The Doctors: Are You A Phubber?
Have you ever been talking to someone or been in the middle of a conversation when you suddenly stop and look at your phone? If so, you’re a phubber, which means you use your phone to snub someone. James Roberts, a PhD marketing professor at Baylor University in Texas coined the term after realizing that almost half of adults they studied experience phubbing by their significant others. The act can affect your relationships.
Dr Andrew Ordon said there are rules, including that it’s okay to phub someone as long as you say “Excuse me” and explain why it’s important to check your phone. Dr Travis Stork said he thinks Dr Jennifer Ashton is a phubber and Dr Ordon said she has reasons to do it. Dr Ashton said she even phubs at the dinner table and her teenage kids have even called her out for it. Just practice taking breaks from your phone.
The Doctors: Get That Runner’s High!
Do you know exercise stars like Heidi Klum and Kevin Hart like to engage in the most? Running! Running can give you a mental boost and increase your confidence. A new study shows the runner’s high is actually similar to being high in marijuana! There are internal, “marijuana-like chemicals” and your body releases more of those when you run. When you let your body to just feel good, that’s a great high. Another great thing about running is that when you’re done, it’s time for a snack!
Snack was the word of the day and you can use the word snack on the Doctors’ website to enter for a chance to win a BergHOFF Perfect Slice 9×13 cake pan and a round cake pan, worth $130!
The Doctors: Dynamic External Fixation
The Doctors then shared images of the effects of rheumatoid arthritis on a 29-year-old man. His pictures recently went viral and The Doctors explained that rheumatoid arthritis typically affects the joints. He recently underwent a procedure that was his last hope for restoring normal function to his fingers. The procedure is called Dynamic External Fixation, and the doctor who did it compared it to orthodontic-type work. The external device works like braces to correct the deformity slowly over time. Slowly, the device will let the hand begin to work like normal again.
Dieter joined the show over the phone and explained that his developed arthritis in his hands seemingly overnight in his early 20’s, and it spread throughout his entire body.

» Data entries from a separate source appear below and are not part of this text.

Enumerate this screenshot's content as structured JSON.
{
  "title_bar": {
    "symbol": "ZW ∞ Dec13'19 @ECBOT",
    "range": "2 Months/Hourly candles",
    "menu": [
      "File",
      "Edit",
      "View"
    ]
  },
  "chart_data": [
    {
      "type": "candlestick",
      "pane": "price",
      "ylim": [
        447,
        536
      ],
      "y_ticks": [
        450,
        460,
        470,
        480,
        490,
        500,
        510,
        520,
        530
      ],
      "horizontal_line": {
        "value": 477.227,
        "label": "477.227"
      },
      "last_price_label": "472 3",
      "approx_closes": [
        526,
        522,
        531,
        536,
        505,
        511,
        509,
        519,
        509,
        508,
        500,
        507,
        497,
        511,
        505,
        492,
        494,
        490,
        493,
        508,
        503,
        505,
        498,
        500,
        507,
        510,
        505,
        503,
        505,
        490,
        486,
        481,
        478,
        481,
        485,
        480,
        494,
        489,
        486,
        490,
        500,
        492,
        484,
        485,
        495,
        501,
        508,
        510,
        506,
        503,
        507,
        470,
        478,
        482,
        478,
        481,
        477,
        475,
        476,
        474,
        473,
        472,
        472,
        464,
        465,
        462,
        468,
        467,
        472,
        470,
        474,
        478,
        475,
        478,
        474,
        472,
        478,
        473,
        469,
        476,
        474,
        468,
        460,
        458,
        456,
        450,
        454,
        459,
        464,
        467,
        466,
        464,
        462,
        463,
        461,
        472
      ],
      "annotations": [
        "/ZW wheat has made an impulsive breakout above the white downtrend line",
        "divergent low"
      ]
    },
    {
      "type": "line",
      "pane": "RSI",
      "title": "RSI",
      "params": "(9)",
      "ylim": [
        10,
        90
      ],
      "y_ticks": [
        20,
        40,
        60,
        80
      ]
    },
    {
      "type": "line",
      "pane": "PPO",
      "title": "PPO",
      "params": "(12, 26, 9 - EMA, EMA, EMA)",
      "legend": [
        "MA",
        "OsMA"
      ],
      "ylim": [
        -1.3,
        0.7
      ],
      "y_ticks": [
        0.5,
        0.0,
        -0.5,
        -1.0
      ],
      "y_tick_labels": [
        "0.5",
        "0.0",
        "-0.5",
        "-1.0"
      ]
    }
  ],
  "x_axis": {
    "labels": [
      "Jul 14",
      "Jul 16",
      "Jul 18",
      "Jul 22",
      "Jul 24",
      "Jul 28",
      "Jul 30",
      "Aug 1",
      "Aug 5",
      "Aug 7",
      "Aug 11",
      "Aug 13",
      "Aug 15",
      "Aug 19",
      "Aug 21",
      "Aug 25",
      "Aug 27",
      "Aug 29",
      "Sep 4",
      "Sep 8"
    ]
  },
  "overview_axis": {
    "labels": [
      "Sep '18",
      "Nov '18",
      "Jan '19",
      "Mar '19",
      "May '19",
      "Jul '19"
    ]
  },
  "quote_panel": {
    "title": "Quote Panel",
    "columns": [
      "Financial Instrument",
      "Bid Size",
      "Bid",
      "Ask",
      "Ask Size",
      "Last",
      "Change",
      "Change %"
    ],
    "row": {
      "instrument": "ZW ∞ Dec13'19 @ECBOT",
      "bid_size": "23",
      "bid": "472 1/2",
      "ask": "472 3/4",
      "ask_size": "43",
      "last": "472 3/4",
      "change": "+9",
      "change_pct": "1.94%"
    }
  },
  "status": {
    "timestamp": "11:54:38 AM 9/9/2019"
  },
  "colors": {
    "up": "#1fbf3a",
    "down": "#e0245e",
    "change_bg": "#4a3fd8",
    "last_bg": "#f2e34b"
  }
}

Since getting the device, he said it’s painful, but he’s slowly but surely noticing a difference. He said it’s good that people realize a disease like RA can happen to anyone, no matter your age.